  • From: Christopher L. Morrow
  • Date: Tue Aug 16 00:50:25 2005


On Tue, 16 Aug 2005, Gadi Evron wrote:
>
> Randy Bush wrote:
> >>>>I'm not nearly confident enough to decide on behalf of almost
> >>>>billion other people how they should benefit from the Internet
> >>>>and how not to.
> >>>
> >>>thanks for that!
> >>
> >>Indeed.  Also see
> >>http://www.iab.org/documents/docs/2003-10-18-edge-filters.html
> >
> >
> > as i just replied to a private message from an enterprise op,
> >
> >   o backbone isps can not set their customers' security policy
> >     - some customers want to run billyware shares over the wan
> >       whether we advise it or not
> >     - some of us host security researchers, who have a taste
> >       for 445 and other nasty traffic
> >
> >   o enterprise / site ops can set their users' security policies
> >     as that's part of their job and charter
> >
> > randy
> >
>
> I actually agree with you Chris and Steven. Point is though, that in a
> HUGE outbreak - sometimes you might even have to cause a self-DDoS and
> kill some of your services to parts of your networks or at all, to keep
> your net alive, not to mention secure.

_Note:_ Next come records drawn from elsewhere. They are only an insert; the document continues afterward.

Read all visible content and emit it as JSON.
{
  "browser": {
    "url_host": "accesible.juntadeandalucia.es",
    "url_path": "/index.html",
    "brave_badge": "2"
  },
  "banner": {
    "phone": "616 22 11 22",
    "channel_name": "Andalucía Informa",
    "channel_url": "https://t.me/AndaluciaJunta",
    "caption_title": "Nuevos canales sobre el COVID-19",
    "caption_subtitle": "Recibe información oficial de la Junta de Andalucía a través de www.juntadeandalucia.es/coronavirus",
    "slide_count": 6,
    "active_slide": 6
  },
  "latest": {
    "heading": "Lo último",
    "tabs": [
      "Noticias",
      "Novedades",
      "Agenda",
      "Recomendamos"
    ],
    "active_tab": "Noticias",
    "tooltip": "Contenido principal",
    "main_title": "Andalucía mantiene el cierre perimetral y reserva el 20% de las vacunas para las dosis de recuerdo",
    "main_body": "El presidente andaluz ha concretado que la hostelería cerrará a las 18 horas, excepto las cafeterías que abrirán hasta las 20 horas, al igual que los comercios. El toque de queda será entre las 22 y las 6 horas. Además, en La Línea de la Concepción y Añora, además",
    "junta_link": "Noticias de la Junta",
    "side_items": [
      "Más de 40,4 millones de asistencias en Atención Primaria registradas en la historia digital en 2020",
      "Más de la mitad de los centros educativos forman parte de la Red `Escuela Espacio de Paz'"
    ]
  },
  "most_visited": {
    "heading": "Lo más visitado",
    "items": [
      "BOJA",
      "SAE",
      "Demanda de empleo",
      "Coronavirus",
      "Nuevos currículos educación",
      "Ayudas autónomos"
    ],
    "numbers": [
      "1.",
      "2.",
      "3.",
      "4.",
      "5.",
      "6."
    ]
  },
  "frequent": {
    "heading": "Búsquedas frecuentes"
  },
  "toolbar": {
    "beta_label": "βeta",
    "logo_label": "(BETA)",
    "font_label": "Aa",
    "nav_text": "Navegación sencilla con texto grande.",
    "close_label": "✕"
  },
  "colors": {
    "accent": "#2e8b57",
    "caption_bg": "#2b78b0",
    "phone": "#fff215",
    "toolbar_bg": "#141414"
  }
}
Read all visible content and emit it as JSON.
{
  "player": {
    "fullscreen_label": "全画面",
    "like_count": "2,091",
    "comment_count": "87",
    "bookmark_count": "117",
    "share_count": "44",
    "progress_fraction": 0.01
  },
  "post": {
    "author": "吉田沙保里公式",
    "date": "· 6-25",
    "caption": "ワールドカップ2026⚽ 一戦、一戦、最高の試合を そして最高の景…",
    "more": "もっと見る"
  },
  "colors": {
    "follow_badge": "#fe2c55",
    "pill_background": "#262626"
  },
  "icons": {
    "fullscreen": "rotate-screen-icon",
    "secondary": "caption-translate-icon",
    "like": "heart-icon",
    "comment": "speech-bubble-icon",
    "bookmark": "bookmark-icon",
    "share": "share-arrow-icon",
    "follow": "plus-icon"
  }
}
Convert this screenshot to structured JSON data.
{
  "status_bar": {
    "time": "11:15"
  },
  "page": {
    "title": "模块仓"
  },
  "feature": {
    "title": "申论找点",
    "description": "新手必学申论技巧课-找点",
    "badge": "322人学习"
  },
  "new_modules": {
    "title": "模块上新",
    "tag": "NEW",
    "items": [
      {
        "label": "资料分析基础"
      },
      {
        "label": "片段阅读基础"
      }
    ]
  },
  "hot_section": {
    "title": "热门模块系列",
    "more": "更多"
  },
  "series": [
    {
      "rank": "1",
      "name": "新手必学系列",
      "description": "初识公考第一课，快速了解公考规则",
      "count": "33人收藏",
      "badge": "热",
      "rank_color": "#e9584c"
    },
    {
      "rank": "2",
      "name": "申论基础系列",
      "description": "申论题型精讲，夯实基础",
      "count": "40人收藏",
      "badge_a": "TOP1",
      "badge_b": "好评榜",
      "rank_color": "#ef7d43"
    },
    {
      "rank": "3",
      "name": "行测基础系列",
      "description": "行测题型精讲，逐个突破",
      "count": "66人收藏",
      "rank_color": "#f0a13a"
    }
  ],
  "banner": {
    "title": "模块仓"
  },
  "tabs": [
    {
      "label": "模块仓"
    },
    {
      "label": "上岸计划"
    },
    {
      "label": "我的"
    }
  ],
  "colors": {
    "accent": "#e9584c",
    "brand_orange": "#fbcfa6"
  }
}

This decision (to block port X or not in a large outbreak) is still a
network by network decision... Smaller or 'more tightly bound' networks
might have an easier time making that call, I'd bet that almost all of the
very large networks will look at each case and come to the same
conclusion:
1) our network isn't affected by this problem
2) our customers will be affected by a block
3) our customers should deal with security on their own, unless they are
paying for service which includes said blocking.

>
> As immediate critical measures, blocking tcp/445 might be an acceptable
> solution. Nobody is talking about censoring the Internet.
>

see above. and recall that there were several respondents to this thread
that were talking exactly about blocking tcp/445 to their customers, or on
their network, which is censoring.

The distinction Randy, and I and Steve, are making is that:
1) each network should decide on their own
2) each person deciding should understand the ramifications of that
decision
3) each person deciding should keep in mind that they might not understand
all of their customers requirements for traffic.


> I believe that blocking port 445 is Good, just like I believe it will
> not get done by most and for Good reasons.

'good' 'in the right situation' which isn't 'across the network as a
whole'. Oh, do the current spate of tcp/445 problems also exist in the new
netbios of tcp/80 incarnations MS has cooked up? I'd venture to guess they
probably do... wanna block tcp/80 as well? :)

>
> Every solution has its good applications - sometimes short-term, even
> Bad long term solutions. Thing is, how do they remain temporary rather
> than becoming perm.?
>

This last sentence is a long and hard learned lesson :) Once you block
port X and people figure that out, they expect you to always block port X.
They drop their guard and focus on other problems, they have a new
'firewall' :( it's you.

>From the Slammer incident we learned that blocking 1434 for even a short
period of time made people complaicant. They didn't patch their broken
servers/systems until we unblocked the traffic and they got re-infected
again :(

Do not become the internet firewall for your large customer base... it's
bad.